It is a purpose-built pickup. The purpose is not only to have an offering in the segment, not only to provide style and functionality, but to expand the number of EVs on the road.

Which GM is committed to doing.

Euros to Make More EV Batteries

Mercedes joins Stellantis and TotalEnergies

By Gary S. Vasilash

If nothing else, you’ve got to give General Motors credit for naming the jv company it is running with LG Chem for electric vehicle battery development “Ultium,” because it sounds like something from the Marvel Universe, which isn’t an entirely bad thing when it comes to attracting younger buyers for the EVs GM will have in dealerships.

Contrast that name with a Europe-based battery company, one that had been established by Stellantis and TotalEnergies (the company that used to be simply named “Total” before it recognized the need to expand its portfolio beyond petroleum) and has now been joined by Mercedes-Benz:

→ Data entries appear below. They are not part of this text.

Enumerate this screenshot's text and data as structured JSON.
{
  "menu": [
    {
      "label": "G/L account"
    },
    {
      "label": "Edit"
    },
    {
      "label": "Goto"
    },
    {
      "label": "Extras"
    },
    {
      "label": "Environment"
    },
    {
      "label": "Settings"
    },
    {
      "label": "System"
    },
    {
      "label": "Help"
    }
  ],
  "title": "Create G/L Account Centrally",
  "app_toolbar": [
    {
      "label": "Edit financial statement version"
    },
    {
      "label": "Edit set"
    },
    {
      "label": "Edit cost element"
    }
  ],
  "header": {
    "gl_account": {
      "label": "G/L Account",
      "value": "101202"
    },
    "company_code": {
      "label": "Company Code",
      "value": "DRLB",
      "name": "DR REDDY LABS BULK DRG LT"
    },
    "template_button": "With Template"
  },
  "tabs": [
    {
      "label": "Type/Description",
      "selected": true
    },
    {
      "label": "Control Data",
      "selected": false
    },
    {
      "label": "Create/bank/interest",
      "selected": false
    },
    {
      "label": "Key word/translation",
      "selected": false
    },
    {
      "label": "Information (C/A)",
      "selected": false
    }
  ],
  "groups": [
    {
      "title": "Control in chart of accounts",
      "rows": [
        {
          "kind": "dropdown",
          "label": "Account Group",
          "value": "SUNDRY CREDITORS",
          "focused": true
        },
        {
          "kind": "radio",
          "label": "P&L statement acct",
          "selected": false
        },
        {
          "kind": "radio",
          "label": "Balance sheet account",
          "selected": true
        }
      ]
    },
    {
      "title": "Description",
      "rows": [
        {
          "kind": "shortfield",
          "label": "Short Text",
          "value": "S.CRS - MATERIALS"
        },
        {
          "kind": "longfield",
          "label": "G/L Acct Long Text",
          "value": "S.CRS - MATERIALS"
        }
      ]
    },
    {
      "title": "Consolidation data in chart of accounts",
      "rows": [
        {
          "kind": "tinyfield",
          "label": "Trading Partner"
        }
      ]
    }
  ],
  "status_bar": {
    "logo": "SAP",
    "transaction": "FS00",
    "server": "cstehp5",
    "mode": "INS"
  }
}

Automotive Cells Company.

Hope no one stayed up too late at night trying to come up with that.

They should have had the packaging designers work on the name because it is suitably of-the-moment. (Image: ACC)

ACC is also being supported by the French, German and European authorities because they don’t want Europe to be left behind when it comes to battery tech.

The company is still young, having been established in August 2020. With the addition of Mercedes, the investment is on the order of seven billion euros. Each company has a one-third equity stake.

By 2030 it may be making 120 GWh’s worth of batteries.

Given that both Stellantis and Mercedes have aggressive EV plans, they’re going to need capacity.

GM Gets Ahead of the Curve on EV Battery Recycling

“GM’s zero-waste initiative aims to divert more than 90 percent of its manufacturing waste from landfills and incineration globally by 2025,” said Ken Morris, GM vice president of Electric and Autonomous Vehicles. This is one effort toward that end.

By Gary S. Vasilash

No one can say that General Motors and its partner LG Energy Solution aren’t being proactive.

The two companies operate a joint venture, Ultium Cells LLC. Ultium Cells will build the Ultium batteries that GM will use in its forthcoming electric vehicles (EVs).

Ultium battery for the GMC HUMMER EV Pickup. Those white slats slot into that container. (Image: GM)

GM’s current EVs—the Chevrolet Bolt EV and Bolt EUV—have lithium-ion batteries, but not Ultium batteries. That’s because the vehicles were developed pre-Ultium.

However, vehicles like the forthcoming Cadillac LYRIQ, which is to become available the first half of 2022, will have Ultium batteries on board.

Ultium Cells announced that it will be working with L-Cycle, a battery recycling company, to, well, recycle the material scrap from battery cell manufacturing.

Cobalt. Nickel. Lithium. Graphite. Manganese. Aluminum.

According to GM, 95% of the reclaimed materials can go into things like new batteries.

Li-Cycle says that the hydrometallurgical process it uses to recycle the materials is more energy efficient than other methods, like high-temperature “smelting” processes.

Which is fitting to what Ultium Cells is up to, as Thomas Gallagher, the company’s COO, said, “We strive to make more with less waste and energy expended.”

And at the very least, it undoubtedly beats the heck out of mining those materials.

The recycling process is scheduled to go on line later this year.

After all, they need to develop batteries so they can develop scrap.